Open-mindedness, What is it really?

Societies have become amalgamations of miscellaneous ideas and beliefs; thanks to the multifarious advances of science, people have become more willing to discuss topics that had once been taboo. And after coming so far, the scientific community stands now before the greatest of all red-lines: religion. Religion has long vexed science with its appeals to authority and its ‘shifting of the burden of proof’, but one of the main reasons why religion is scarcely put to scientific standards is the term open-mindedness. The term open-minded has been hijacked and misused by those claiming faith. Because it has been used so loosely (and mainly as a defense for zealots to hide behind), the term has become misconstrued by many. It is imperative however, if we are to build a community based on reason, to accentuate the true definition of the word.

To clear up these misconceptions of the word, we must start by defining open-mindedness as it is colloquially intended today. The informal and widely accepted definition alludes to a combination of respect and self-suppression. According to this definition an open-minded person is one who respects all people’s beliefs and keeps his/her beliefs to her/himself (usually the latter part only applies if the person is part of the minority). Now, prima facie there is nothing wrong with this interpretation – it seems benign enough – but take a closer look and one finds that this definition is at its best a hindrance, and at its worst an utter obstruction to scientific progress.

When people are taught to respect thoughts and ideas even, and in some cases especially, without evidence this not only relegates the community to one of neanderthalic-nature but desecrates the rigorous and demanding scientific method. It grabs the high standards that people are required to put their claims up to and makes them meaningless. If we look at society today we see that because rational thought is not properly implemented censoring is often done under the guise of respect for “decorum” or “etiquette”. And while science teaches people to attempt to refute all claims and consider the possibility of fallibility even with 99% evidence to support otherwise, this attitude teaches people to respect all ideas and be quiet even when the ideas have no evidence to back them up.

Respecting all beliefs equally means that we stop valuing what is most reasonable and start valuing what is the most accepted.
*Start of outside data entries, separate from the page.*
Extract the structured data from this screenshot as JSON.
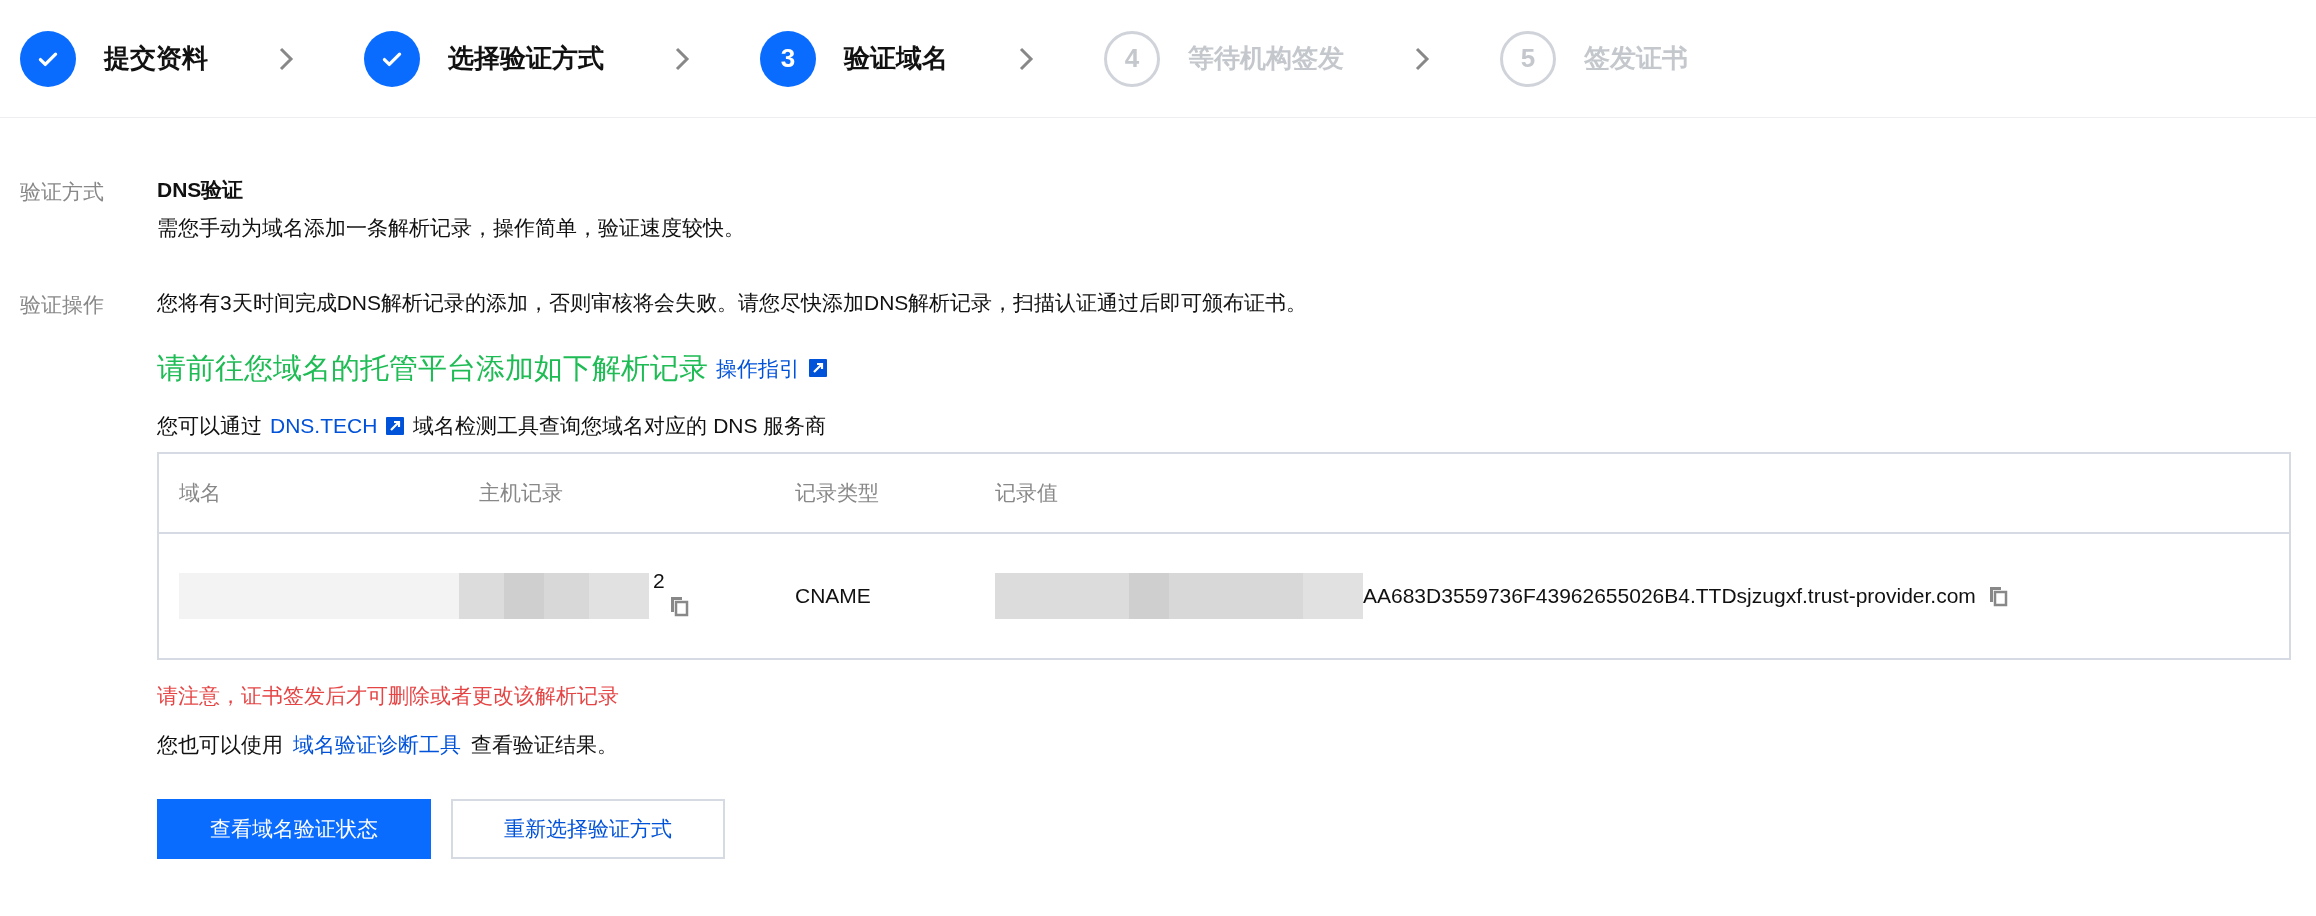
{
  "steps": [
    {
      "kind": "done",
      "label": "提交资料"
    },
    {
      "kind": "done",
      "label": "选择验证方式"
    },
    {
      "kind": "current",
      "number": "3",
      "label": "验证域名"
    },
    {
      "kind": "pending",
      "number": "4",
      "label": "等待机构签发"
    },
    {
      "kind": "pending",
      "number": "5",
      "label": "签发证书"
    }
  ],
  "method": {
    "label": "验证方式",
    "title": "DNS验证",
    "description": "需您手动为域名添加一条解析记录，操作简单，验证速度较快。"
  },
  "operation": {
    "label": "验证操作",
    "notice": "您将有3天时间完成DNS解析记录的添加，否则审核将会失败。请您尽快添加DNS解析记录，扫描认证通过后即可颁布证书。",
    "heading": "请前往您域名的托管平台添加如下解析记录",
    "guide_link": "操作指引",
    "lookup_prefix": "您可以通过",
    "lookup_link": "DNS.TECH",
    "lookup_suffix": "域名检测工具查询您域名对应的 DNS 服务商"
  },
  "table": {
    "columns": [
      "域名",
      "主机记录",
      "记录类型",
      "记录值"
    ],
    "rows": [
      {
        "domain": {
          "kind": "redacted"
        },
        "host": {
          "kind": "redacted",
          "visible": "2"
        },
        "type": "CNAME",
        "value": {
          "kind": "redacted",
          "visible": "AA683D3559736F43962655026B4.TTDsjzugxf.trust-provider.com"
        }
      }
    ]
  },
  "warning": "请注意，证书签发后才可删除或者更改该解析记录",
  "diagnose": {
    "prefix": "您也可以使用",
    "link": "域名验证诊断工具",
    "suffix": "查看验证结果。"
  },
  "buttons": [
    {
      "label": "查看域名验证状态",
      "kind": "primary"
    },
    {
      "label": "重新选择验证方式",
      "kind": "secondary"
    }
  ]
}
If a proven theory like that of evolution is put on the same level as a theory that says Elvis is still alive, and I use the term theory very loosely here, then how can science advance? If Elvis being alive were to become accepted by everyone then it would vitiate academic discussions, and evolution would end up being nothing but a suppressed “belief”. As people who know better than to believe in an unsupported idea, telling us to sit back and respect an idea like that would be absurd. It would be the same as trying to respect a member of the flat-earth cult or trying to respect the belief that murder is the path to spiritual fulfillment. Now, the refusal of a society to respect all opinions/beliefs/theories/hypotheses equally is by no means a refusal to give all of them a chance. Giving all theories/beliefs a chance is the essence of science, however as it has been noted by the late Christopher Hitchens, “that which can be asserted without evidence can be dismissed without evidence.”

Let us take the dictionary definition of open-minded: willing to consider new ideas; unprejudiced: notice, that nowhere does it say anything to do with respect. It does not even state that respect is required for the person, let alone the person’s ideas. This is an open-mindedness where all ideas are open to be expressed, all ideas are open to be weighed and all are equally open to fallibility; there are no authorities, no experts, no Orwellian big-brothers, there is only evidence and reason. A community where all ideas are open to both destructive and constructive criticism and the evidence is followed not led, a community where all ideas have equal opportunity to be weighed…a community based on reason and argumentation: that is a scientific community, and the best thing about it is that in it, “we do not respect people’s beliefs. We evaluate their reason. If my reasons are good enough for believing what I believe, you will helplessly believe what I believe. I will give you my reasons and reasons are contagious. That is what it means to be a rational human being.” – Sam Harris

-Ahmed Abdelmaksoud